## TASK OBJECTIVE
What is needed here is a faithful repeat of every entry, with no character changed.

## EXTRACTED RECORDS
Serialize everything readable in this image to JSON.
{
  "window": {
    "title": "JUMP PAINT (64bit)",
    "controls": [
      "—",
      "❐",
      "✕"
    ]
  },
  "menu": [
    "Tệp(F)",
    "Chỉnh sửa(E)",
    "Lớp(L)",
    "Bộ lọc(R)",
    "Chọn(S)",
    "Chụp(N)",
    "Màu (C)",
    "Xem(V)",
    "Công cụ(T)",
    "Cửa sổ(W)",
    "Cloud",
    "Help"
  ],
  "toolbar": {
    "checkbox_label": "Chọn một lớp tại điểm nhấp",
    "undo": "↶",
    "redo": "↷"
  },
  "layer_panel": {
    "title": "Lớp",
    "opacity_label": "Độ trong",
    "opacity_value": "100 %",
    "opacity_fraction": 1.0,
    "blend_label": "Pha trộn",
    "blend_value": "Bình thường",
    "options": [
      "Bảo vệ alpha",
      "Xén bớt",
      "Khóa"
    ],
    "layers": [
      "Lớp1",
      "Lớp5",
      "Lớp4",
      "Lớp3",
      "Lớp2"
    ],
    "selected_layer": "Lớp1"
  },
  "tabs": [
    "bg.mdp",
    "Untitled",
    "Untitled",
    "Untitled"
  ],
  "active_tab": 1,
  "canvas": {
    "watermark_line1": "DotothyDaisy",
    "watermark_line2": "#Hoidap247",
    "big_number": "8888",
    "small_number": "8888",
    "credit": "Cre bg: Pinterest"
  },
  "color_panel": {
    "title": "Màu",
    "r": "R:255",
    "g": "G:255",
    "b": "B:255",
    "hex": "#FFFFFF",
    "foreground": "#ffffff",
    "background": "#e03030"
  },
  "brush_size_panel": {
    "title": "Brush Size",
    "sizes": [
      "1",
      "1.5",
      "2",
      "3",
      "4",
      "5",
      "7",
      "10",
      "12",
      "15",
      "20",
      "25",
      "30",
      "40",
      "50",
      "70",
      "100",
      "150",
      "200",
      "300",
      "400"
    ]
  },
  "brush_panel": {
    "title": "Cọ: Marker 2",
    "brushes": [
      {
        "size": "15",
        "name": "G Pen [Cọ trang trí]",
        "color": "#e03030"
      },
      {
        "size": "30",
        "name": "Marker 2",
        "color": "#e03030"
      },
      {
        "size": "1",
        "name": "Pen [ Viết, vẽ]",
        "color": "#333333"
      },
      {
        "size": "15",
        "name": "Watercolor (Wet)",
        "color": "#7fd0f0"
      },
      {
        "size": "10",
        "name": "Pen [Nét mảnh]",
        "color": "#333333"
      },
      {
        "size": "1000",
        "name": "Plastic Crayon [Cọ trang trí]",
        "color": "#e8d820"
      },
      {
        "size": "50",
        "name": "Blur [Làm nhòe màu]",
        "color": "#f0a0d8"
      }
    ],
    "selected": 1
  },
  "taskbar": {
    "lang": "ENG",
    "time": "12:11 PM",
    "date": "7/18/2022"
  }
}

## COMPLETED EXERCISE
Serialize everything readable in this image to JSON.
{
  "window": {
    "title": "JUMP PAINT (64bit)",
    "controls": [
      "—",
      "❐",
      "✕"
    ]
  },
  "menu": [
    "Tệp(F)",
    "Chỉnh sửa(E)",
    "Lớp(L)",
    "Bộ lọc(R)",
    "Chọn(S)",
    "Chụp(N)",
    "Màu (C)",
    "Xem(V)",
    "Công cụ(T)",
    "Cửa sổ(W)",
    "Cloud",
    "Help"
  ],
  "toolbar": {
    "checkbox_label": "Chọn một lớp tại điểm nhấp",
    "undo": "↶",
    "redo": "↷"
  },
  "layer_panel": {
    "title": "Lớp",
    "opacity_label": "Độ trong",
    "opacity_value": "100 %",
    "opacity_fraction": 1.0,
    "blend_label": "Pha trộn",
    "blend_value": "Bình thường",
    "options": [
      "Bảo vệ alpha",
      "Xén bớt",
      "Khóa"
    ],
    "layers": [
      "Lớp1",
      "Lớp5",
      "Lớp4",
      "Lớp3",
      "Lớp2"
    ],
    "selected_layer": "Lớp1"
  },
  "tabs": [
    "bg.mdp",
    "Untitled",
    "Untitled",
    "Untitled"
  ],
  "active_tab": 1,
  "canvas": {
    "watermark_line1": "DotothyDaisy",
    "watermark_line2": "#Hoidap247",
    "big_number": "8888",
    "small_number": "8888",
    "credit": "Cre bg: Pinterest"
  },
  "color_panel": {
    "title": "Màu",
    "r": "R:255",
    "g": "G:255",
    "b": "B:255",
    "hex": "#FFFFFF",
    "foreground": "#ffffff",
    "background": "#e03030"
  },
  "brush_size_panel": {
    "title": "Brush Size",
    "sizes": [
      "1",
      "1.5",
      "2",
      "3",
      "4",
      "5",
      "7",
      "10",
      "12",
      "15",
      "20",
      "25",
      "30",
      "40",
      "50",
      "70",
      "100",
      "150",
      "200",
      "300",
      "400"
    ]
  },
  "brush_panel": {
    "title": "Cọ: Marker 2",
    "brushes": [
      {
        "size": "15",
        "name": "G Pen [Cọ trang trí]",
        "color": "#e03030"
      },
      {
        "size": "30",
        "name": "Marker 2",
        "color": "#e03030"
      },
      {
        "size": "1",
        "name": "Pen [ Viết, vẽ]",
        "color": "#333333"
      },
      {
        "size": "15",
        "name": "Watercolor (Wet)",
        "color": "#7fd0f0"
      },
      {
        "size": "10",
        "name": "Pen [Nét mảnh]",
        "color": "#333333"
      },
      {
        "size": "1000",
        "name": "Plastic Crayon [Cọ trang trí]",
        "color": "#e8d820"
      },
      {
        "size": "50",
        "name": "Blur [Làm nhòe màu]",
        "color": "#f0a0d8"
      }
    ],
    "selected": 1
  },
  "taskbar": {
    "lang": "ENG",
    "time": "12:11 PM",
    "date": "7/18/2022"
  }
}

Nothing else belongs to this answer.